What Happened To Killer Nanny Louise Woodward After Her Conviction?

In 1997, British nanny Louise Woodward, working in the U.S., was convicted of second-degree murder by a jury in Boston for the death of Matthew Eappen. Eappen, who was less than 1 year old when he died, was in Woodward's care. Woodward pleaded not guilty to murder in the high-profile case. After that first jury ruling, the judge who oversaw the proceedings controversially downgraded Woodward's conviction to involuntary manslaughter, instead.

The coroner's report in the Eappen case ruled that the young child died from a brain hemorrhage, which according to the Centers for Disease Control and Prevention (CDC) is also known as Shaken Baby Syndrome (SBS). A second-degree murder conviction carries with it the possibility of life behind bars, but Woodward's sentence was reduced to time already served and she was freed after spending 289 days in jail, 279 of those days awaiting trial, according to Cosmopolitan. Here's what we know about where "Killer Nanny" Louise Woodward is now.

Woodward called an ambulance when Eappen stopped breathing

According to The Sun, Woodward was 18 years old in 1996 when she came to the U.S. to work as a nanny. The Eappens were the second family she worked for once she arrived. Shortly after she began to work for the Eappens, Matthew Eappen stopped breathing, and Woodward called an ambulance, at which time the child was transported to a nearby hospital. At that time, Eappen fell into a coma, and five days later the boy died.

Doctors and nurses at that hospital suspected child abuse and Woodward was arrested. Among other evidence, Eappen's skull was fractured in keeping with SBS. The child's wrist was also broken and he showed signs of internal bleeding (via the Daily Mail). Though Woodward admitted she'd played somewhat roughly with Matthew Eappen she maintained her innocence. After her murder conviction it emerged that the jury was split on the ruling, and for this reason, the judge lessened Woodward's conviction to manslaughter. (Woodward is pictured above with Matthew Eappen's older brother, Brendan.)

Woodward is now a mother

Once freed, Woodward returned to the U.K. Opinion was divided both in Britain and the U.S. whether justice had in fact been served in the case. Eappen's parents went on to legally prevent Woodward from profiting from their child's death, as Daily Mail notes.
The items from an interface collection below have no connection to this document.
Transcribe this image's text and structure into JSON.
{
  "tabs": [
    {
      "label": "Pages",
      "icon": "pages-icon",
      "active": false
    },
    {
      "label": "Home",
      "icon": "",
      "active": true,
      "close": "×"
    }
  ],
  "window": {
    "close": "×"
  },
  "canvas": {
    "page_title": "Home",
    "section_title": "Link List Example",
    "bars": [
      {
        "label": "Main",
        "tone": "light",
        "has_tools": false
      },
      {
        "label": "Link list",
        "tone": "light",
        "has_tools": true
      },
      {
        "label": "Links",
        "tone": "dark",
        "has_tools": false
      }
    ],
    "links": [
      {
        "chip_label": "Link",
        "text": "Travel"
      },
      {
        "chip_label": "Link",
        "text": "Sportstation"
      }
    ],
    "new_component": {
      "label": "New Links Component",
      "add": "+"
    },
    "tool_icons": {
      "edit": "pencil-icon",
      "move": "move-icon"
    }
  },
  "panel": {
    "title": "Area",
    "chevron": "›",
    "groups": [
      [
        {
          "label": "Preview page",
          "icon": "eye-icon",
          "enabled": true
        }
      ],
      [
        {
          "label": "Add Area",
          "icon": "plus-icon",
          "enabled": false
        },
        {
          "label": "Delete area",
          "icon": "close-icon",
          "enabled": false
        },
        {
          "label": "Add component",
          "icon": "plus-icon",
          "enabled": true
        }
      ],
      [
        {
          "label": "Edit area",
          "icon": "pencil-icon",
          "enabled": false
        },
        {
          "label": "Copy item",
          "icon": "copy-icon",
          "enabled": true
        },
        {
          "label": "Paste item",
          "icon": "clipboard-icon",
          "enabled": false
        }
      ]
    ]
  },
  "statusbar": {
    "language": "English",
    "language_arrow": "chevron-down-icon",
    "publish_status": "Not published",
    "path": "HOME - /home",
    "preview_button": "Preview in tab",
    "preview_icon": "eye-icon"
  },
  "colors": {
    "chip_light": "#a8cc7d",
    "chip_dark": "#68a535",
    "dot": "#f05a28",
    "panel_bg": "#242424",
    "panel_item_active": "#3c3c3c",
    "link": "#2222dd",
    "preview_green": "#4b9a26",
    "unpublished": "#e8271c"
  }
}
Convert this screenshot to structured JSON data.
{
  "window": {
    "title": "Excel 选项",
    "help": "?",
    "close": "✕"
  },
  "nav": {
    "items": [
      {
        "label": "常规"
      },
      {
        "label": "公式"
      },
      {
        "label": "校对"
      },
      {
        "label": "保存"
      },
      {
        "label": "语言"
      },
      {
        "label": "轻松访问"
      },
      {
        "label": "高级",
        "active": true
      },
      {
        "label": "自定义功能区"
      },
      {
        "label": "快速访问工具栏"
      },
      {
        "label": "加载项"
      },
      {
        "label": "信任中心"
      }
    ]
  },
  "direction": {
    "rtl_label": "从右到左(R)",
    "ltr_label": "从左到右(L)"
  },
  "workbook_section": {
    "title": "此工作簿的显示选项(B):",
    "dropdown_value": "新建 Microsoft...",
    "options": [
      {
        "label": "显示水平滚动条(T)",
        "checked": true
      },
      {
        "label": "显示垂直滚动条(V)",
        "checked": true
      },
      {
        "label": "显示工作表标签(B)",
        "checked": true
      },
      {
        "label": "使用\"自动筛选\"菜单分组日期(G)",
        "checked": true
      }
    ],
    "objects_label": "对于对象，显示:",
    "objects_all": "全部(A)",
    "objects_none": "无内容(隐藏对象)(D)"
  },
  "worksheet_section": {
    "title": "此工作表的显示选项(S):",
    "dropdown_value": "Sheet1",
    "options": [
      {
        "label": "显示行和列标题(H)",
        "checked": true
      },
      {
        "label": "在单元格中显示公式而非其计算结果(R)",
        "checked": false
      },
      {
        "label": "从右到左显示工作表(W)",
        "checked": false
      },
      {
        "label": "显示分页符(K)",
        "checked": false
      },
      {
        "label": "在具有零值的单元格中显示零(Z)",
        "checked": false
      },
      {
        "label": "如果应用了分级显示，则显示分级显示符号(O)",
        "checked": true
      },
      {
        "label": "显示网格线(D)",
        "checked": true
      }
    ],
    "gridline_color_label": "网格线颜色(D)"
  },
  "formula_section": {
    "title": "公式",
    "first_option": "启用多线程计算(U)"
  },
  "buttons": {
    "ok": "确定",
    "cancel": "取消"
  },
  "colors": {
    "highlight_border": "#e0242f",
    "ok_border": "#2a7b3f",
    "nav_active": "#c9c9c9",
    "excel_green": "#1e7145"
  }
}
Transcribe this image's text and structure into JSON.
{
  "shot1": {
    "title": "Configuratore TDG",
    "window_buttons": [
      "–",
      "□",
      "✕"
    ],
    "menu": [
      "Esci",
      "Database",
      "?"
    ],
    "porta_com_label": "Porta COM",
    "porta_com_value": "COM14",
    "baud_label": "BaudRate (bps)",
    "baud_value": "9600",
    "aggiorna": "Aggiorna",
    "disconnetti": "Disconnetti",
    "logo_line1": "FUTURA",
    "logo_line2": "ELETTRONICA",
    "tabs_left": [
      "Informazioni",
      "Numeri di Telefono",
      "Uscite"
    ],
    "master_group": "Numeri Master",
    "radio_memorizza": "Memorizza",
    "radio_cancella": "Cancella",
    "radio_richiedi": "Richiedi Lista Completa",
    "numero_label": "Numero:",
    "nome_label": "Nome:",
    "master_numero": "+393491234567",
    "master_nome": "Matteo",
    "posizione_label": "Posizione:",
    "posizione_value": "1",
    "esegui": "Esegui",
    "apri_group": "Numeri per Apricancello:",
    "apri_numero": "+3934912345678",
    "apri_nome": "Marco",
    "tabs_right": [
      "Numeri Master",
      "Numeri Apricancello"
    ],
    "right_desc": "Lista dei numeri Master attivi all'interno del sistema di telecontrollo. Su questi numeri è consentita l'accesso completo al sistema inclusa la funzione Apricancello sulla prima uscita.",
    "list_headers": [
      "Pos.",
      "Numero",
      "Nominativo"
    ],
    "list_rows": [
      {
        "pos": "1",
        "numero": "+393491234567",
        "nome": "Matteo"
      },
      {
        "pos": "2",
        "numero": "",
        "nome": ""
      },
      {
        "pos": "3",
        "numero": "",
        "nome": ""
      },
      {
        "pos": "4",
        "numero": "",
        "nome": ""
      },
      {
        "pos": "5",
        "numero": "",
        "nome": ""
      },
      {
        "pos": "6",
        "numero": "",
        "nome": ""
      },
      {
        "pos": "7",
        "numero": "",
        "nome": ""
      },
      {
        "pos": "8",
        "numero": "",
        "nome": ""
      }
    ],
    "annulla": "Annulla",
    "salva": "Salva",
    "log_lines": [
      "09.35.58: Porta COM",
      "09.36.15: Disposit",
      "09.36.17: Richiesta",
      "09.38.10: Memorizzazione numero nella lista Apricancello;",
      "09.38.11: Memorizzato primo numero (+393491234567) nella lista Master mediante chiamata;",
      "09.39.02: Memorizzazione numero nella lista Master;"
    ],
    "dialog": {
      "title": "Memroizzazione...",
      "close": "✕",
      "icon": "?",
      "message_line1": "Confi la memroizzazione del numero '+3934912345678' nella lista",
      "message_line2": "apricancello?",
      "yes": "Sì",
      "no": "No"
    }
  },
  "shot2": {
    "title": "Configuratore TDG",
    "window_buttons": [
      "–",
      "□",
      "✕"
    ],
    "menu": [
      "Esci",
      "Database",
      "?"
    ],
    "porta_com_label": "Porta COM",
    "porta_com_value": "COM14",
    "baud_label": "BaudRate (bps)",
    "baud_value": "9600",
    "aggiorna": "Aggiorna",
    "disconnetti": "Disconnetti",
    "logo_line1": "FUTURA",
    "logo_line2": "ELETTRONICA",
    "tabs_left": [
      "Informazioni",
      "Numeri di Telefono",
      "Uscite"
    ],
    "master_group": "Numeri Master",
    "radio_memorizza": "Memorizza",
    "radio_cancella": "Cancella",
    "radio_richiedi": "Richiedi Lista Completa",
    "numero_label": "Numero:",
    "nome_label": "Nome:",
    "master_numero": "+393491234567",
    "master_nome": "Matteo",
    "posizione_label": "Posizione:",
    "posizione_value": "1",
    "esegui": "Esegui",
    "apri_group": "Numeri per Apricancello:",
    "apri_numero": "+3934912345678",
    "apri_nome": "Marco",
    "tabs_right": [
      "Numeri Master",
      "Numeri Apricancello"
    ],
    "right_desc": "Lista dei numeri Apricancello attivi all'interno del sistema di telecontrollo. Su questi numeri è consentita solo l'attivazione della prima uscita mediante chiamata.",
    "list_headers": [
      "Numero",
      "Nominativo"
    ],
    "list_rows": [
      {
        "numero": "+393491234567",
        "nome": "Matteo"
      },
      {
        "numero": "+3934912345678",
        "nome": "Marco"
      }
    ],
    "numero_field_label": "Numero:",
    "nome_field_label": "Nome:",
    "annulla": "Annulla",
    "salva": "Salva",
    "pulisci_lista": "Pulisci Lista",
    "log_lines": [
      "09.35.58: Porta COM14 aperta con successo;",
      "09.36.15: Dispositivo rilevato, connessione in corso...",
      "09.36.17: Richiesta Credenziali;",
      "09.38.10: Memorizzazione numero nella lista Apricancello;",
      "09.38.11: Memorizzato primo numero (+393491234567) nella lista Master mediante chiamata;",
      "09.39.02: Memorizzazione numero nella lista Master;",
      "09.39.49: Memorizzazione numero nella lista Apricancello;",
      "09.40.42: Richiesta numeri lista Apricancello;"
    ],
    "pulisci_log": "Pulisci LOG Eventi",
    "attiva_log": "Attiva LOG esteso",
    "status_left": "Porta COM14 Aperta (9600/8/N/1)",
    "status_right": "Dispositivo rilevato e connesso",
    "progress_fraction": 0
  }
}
Woodward also attended law school in England and worked for a time as a lawyer before she pursued her interest in teaching dance.

Wood also now goes by her married last name, Elkes, and she has a daughter of her own. On becoming a parent, Woodward said (via Daily Mail), "I am innocent. I have done nothing wrong. I am entitled to enjoy my life. I am not going to apologize for being happy." Reexamining the Woodward story is the four-part 2022 documentary series "The Killer Nanny: Did She Do It?" (per IMDb). A trailer for "The Killer Nanny: Did She Do It?" is available to watch now on YouTube.